    If you missed the beginning of this series, start with the experiments described in Doping with beet juice and replicated in yesterday’s video. In Monday’s video-of-the-day, I’ll use beeturia to illustrate an important point about phytonutrients and return to the nitric oxide story on Tuesday. Have a great weekend, and feel free to spend it watching hundreds of my other videos on more than a thousand subjects :) For the asparagus lovers out there, check out my videos #1 Anticancer Vegetable and Best Cooking Method.

  • Veguyan

    Dr. Greger,

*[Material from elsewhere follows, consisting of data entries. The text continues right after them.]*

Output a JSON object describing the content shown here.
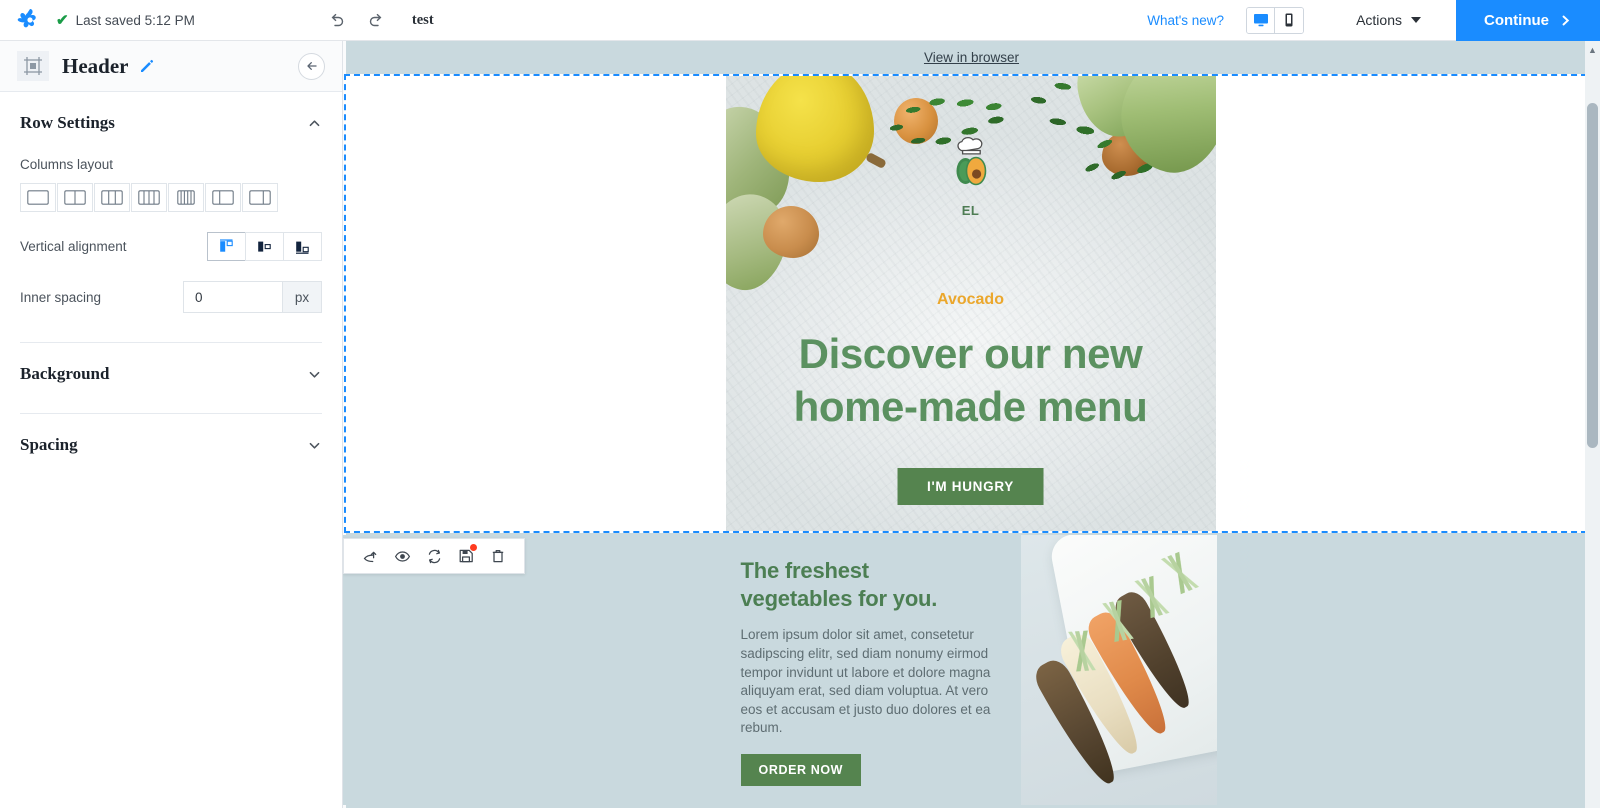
{
  "topbar": {
    "logo_name": "brand-logo",
    "saved_status": "Last saved 5:12 PM",
    "check_icon": "check-icon",
    "undo_icon": "undo-icon",
    "redo_icon": "redo-icon",
    "doc_title": "test",
    "whats_new": "What's new?",
    "desktop_icon": "desktop-icon",
    "mobile_icon": "mobile-icon",
    "actions_label": "Actions",
    "continue_label": "Continue"
  },
  "sidebar": {
    "panel_title": "Header",
    "panel_icon": "row-layout-icon",
    "edit_icon": "pencil-icon",
    "back_icon": "back-arrow-icon",
    "sections": [
      {
        "title": "Row Settings",
        "expanded": true,
        "chevron": "chevron-up-icon"
      },
      {
        "title": "Background",
        "expanded": false,
        "chevron": "chevron-down-icon"
      },
      {
        "title": "Spacing",
        "expanded": false,
        "chevron": "chevron-down-icon"
      }
    ],
    "columns_layout": {
      "label": "Columns layout",
      "options": [
        {
          "name": "one-column",
          "columns": 1,
          "widths": [
            100
          ]
        },
        {
          "name": "two-columns-equal",
          "columns": 2,
          "widths": [
            50,
            50
          ]
        },
        {
          "name": "three-columns-equal",
          "columns": 3,
          "widths": [
            33,
            34,
            33
          ]
        },
        {
          "name": "four-columns-equal",
          "columns": 4,
          "widths": [
            25,
            25,
            25,
            25
          ]
        },
        {
          "name": "five-columns-equal",
          "columns": 5,
          "widths": [
            20,
            20,
            20,
            20,
            20
          ]
        },
        {
          "name": "two-columns-left-narrow",
          "columns": 2,
          "widths": [
            33,
            67
          ]
        },
        {
          "name": "two-columns-right-narrow",
          "columns": 2,
          "widths": [
            67,
            33
          ]
        }
      ]
    },
    "vertical_alignment": {
      "label": "Vertical alignment",
      "options": [
        {
          "name": "align-top",
          "selected": true
        },
        {
          "name": "align-middle",
          "selected": false
        },
        {
          "name": "align-bottom",
          "selected": false
        }
      ]
    },
    "inner_spacing": {
      "label": "Inner spacing",
      "value": "0",
      "placeholder": "0",
      "unit": "px"
    }
  },
  "canvas": {
    "view_in_browser": "View in browser",
    "row_toolbar": [
      {
        "name": "move-row-icon",
        "badge": false
      },
      {
        "name": "eye-preview-icon",
        "badge": false
      },
      {
        "name": "duplicate-row-icon",
        "badge": false
      },
      {
        "name": "save-row-icon",
        "badge": true
      },
      {
        "name": "delete-row-icon",
        "badge": false
      }
    ],
    "hero": {
      "logo_name": "avocado-chef-logo",
      "brand_initials": "EL",
      "brand_name": "Avocado",
      "headline_line1": "Discover our new",
      "headline_line2": "home-made menu",
      "cta_label": "I'M HUNGRY"
    },
    "block2": {
      "title_line1": "The freshest",
      "title_line2": "vegetables for you.",
      "body": "Lorem ipsum dolor sit amet, consetetur sadipscing elitr, sed diam nonumy eirmod tempor invidunt ut labore et dolore magna aliquyam erat, sed diam voluptua. At vero eos et accusam et justo duo dolores et ea rebum.",
      "cta_label": "ORDER NOW",
      "image_name": "carrots-on-plate-image"
    }
  },
  "colors": {
    "accent_blue": "#1a8cff",
    "brand_green": "#5b9160",
    "button_green": "#55844f",
    "brand_orange": "#eba72c",
    "canvas_bg": "#c9d9de",
    "selection_border": "#1a8cff",
    "badge_red": "#ff3b1f"
  }
}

    I’m 63 now, and I’ve been a vegan for about 40 years. I recently learned that I have kidney stones; one of them is one centimeter, sitting in my right kidney (saw it inadvertently in an x-ray). (I wish I knew what to do about it. I’m scared of the doctors. Should I get them blasted and have Cat Scans, etc.) Admittedly, I eat a lot of kale along with many fruits and vegetables. Not as often, I’ll eat some steamed beets, and when I do, I have beetstoolia. And sharing further, in keeping with the humorous aspect of this episode of the series, if I eat a can of vegetarian chili ( I won’t name the popular vegetarian brand), I have chilistoolia, so much so, that the odor is the same as when I freshly open the can the night before.

    Seriously though, What to do about the stones? Is doing nothing an option?

    • paulvah

      Hi this is the first time i have replied.. dont know how this works… you said “admittedly i eat a lot of
      kale” but that makes me wonder… because the info i find on kale is that it is low oxalate… nothing like
      spinach or beets. please advise

    • Michael

      Since you already don’t eat meat, you can try a “low oxylate diet.” Just search that and you should get some websites with lists of low, moderate, and high oxylate foods. Also, there are some foods, like lemon juice, and herbs, like gravel root, that can help to dissolve stones naturally so you may want to consult a naturopathic physician about this.

  • Veguyan

    Alright, then, I think the most information I’m going to get on this thread is for kidney stones, cut down on the beets.

    Thank you.

    • Tia

      Veguyan & Dr Greger…thanks for this site – I am a nutritionfacts fan, and vegan. Yes and I have similar questions not just about beets but about other high oxalate foods and kidney function. I would be interested in a response from the Doc in relation to any results from research done in the field of oxalates & the kidneys, intestinal flora and oxalate absorption and low oxalate plant foods that can replace the higher oxalate ones in a vegan diet. It would be so great if the Doc could do a series on vegan food substitutions for things like low oxalate vegan diet and also a gluten free diet as I know a number of people who’s food sensitivities and ailments have made their food choices already limited but who would love to choose a vegan diet. In these cases would it also be wise to seek the advice of a plant based dietician?

      • Mery Daae

        trying a plant based gluten free low oxalate diet here myself, how are you getting on, Tia?

  • ghulstyle

    i just read your Durian story in one of your Q&A
    and was wondering if there is anything similiar with the smell of Durian
    me and my partner were driving back home after i bought some durian. Funny enough i am only able to detect a slight smell while my partner wanted to leave the car and take the bus! :D

  • Suzie Kyootie

    I recently read or heard that beeturia, etc., is caused by a shortage of hydrochloric acid in the stomach.

  • ccc

    This video is completely useless…

    • Mike Byrne

      It is entertaining, and I learned a new word, so not useless.